[Start of section]

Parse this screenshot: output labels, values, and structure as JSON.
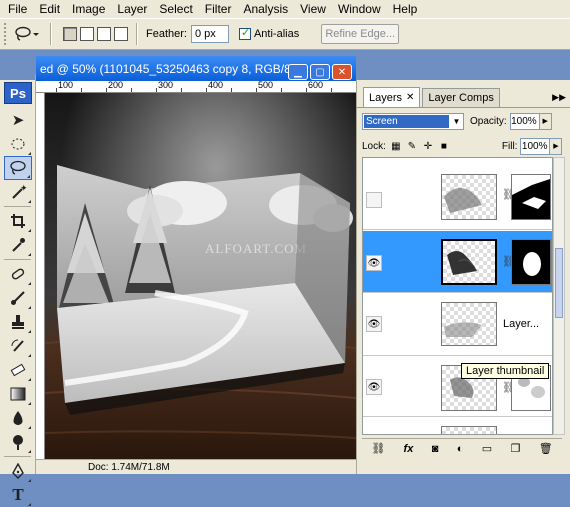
{
  "menu": [
    "File",
    "Edit",
    "Image",
    "Layer",
    "Select",
    "Filter",
    "Analysis",
    "View",
    "Window",
    "Help"
  ],
  "options": {
    "feather_label": "Feather:",
    "feather_value": "0 px",
    "antialias_label": "Anti-alias",
    "refine_label": "Refine Edge..."
  },
  "toolbox": {
    "logo": "Ps"
  },
  "document": {
    "title": "ed @ 50% (1101045_53250463 copy 8, RGB/8)",
    "ruler_ticks": [
      "100",
      "200",
      "300",
      "400",
      "500",
      "600"
    ],
    "watermark": "ALFOART.COM",
    "status": "Doc: 1.74M/71.8M"
  },
  "layers_panel": {
    "tab_layers": "Layers",
    "tab_layer_comps": "Layer Comps",
    "blend_mode": "Screen",
    "opacity_label": "Opacity:",
    "opacity_value": "100%",
    "lock_label": "Lock:",
    "fill_label": "Fill:",
    "fill_value": "100%",
    "layer3_name": "Layer...",
    "tooltip": "Layer thumbnail"
  }
}
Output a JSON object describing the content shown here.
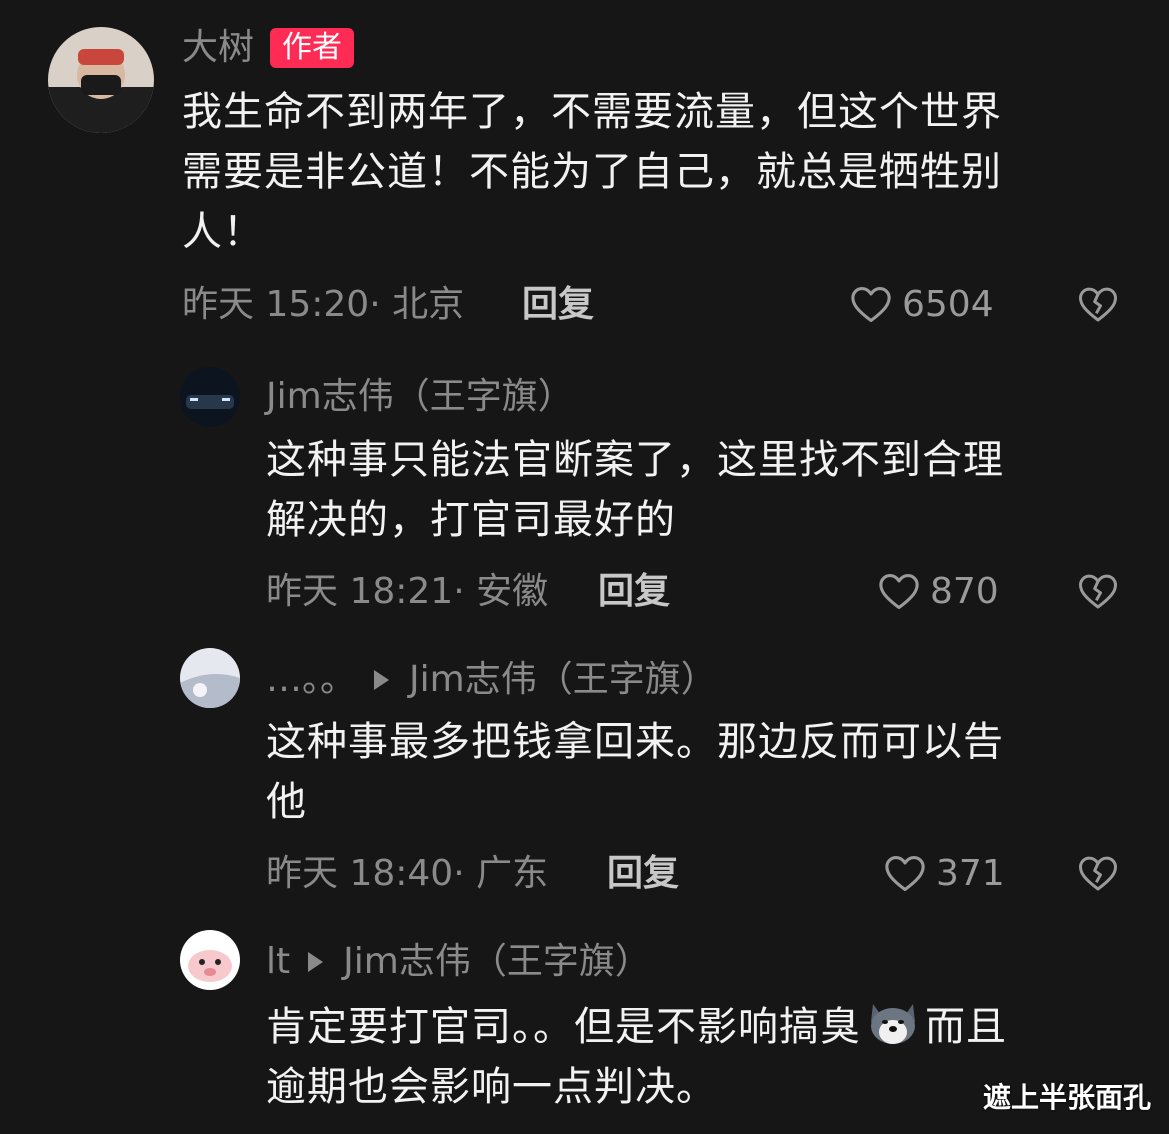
{
  "comments": [
    {
      "name": "大树",
      "badge": "作者",
      "lines": [
        "我生命不到两年了，不需要流量，但这个世界",
        "需要是非公道！不能为了自己，就总是牺牲别",
        "人！"
      ],
      "time": "昨天 15:20· 北京",
      "reply_label": "回复",
      "likes": "6504"
    },
    {
      "name": "Jim志伟（王字旗）",
      "lines": [
        "这种事只能法官断案了，这里找不到合理",
        "解决的，打官司最好的"
      ],
      "time": "昨天 18:21· 安徽",
      "reply_label": "回复",
      "likes": "870"
    },
    {
      "name": "…。。",
      "reply_to": "Jim志伟（王字旗）",
      "lines": [
        "这种事最多把钱拿回来。那边反而可以告",
        "他"
      ],
      "time": "昨天 18:40· 广东",
      "reply_label": "回复",
      "likes": "371"
    },
    {
      "name": "lt",
      "reply_to": "Jim志伟（王字旗）",
      "line1_before_emoji": "肯定要打官司。。但是不影响搞臭",
      "line1_after_emoji": "而且",
      "line2": "逾期也会影响一点判决。",
      "emoji_icon": "husky-dog-emoji"
    }
  ],
  "watermark": "遮上半张面孔",
  "colors": {
    "background": "#161616",
    "badge": "#fe2c55",
    "secondary_text": "#8a8a8a",
    "primary_text": "#f2f2f2"
  }
}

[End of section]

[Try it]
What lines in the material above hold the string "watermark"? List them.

[Output for this exercise]
    "watermark": "ALFOART.COM",
  "watermark": "遮上半张面孔",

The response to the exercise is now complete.